* Exercise goal *
For every line below that includes the word "label", add one; report the final number and nothing else.

(Stored data entries)
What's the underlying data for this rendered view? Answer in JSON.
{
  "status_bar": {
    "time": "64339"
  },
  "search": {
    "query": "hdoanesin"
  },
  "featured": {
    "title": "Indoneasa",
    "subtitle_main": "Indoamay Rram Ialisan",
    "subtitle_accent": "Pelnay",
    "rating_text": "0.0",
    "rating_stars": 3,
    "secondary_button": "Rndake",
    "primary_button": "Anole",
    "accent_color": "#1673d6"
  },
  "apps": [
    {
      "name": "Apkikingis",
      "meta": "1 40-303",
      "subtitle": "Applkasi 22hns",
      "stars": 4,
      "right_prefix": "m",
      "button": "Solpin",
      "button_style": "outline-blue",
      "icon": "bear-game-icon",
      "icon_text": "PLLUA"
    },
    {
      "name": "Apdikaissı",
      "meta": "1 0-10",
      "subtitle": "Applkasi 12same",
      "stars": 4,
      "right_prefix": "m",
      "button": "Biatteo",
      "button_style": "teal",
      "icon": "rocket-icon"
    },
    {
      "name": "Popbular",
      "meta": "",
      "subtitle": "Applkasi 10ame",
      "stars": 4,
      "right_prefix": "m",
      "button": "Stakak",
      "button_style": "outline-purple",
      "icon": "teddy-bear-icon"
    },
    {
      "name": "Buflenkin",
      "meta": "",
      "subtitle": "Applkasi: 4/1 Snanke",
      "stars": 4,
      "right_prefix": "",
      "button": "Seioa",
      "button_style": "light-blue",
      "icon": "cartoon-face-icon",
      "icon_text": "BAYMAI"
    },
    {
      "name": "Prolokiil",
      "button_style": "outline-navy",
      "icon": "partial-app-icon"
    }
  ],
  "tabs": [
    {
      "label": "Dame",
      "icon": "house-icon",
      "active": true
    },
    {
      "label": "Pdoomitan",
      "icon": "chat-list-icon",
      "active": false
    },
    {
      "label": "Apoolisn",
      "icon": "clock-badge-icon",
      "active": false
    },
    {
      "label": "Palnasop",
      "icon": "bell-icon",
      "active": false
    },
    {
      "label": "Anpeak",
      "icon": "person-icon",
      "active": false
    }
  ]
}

* Result for this task *
5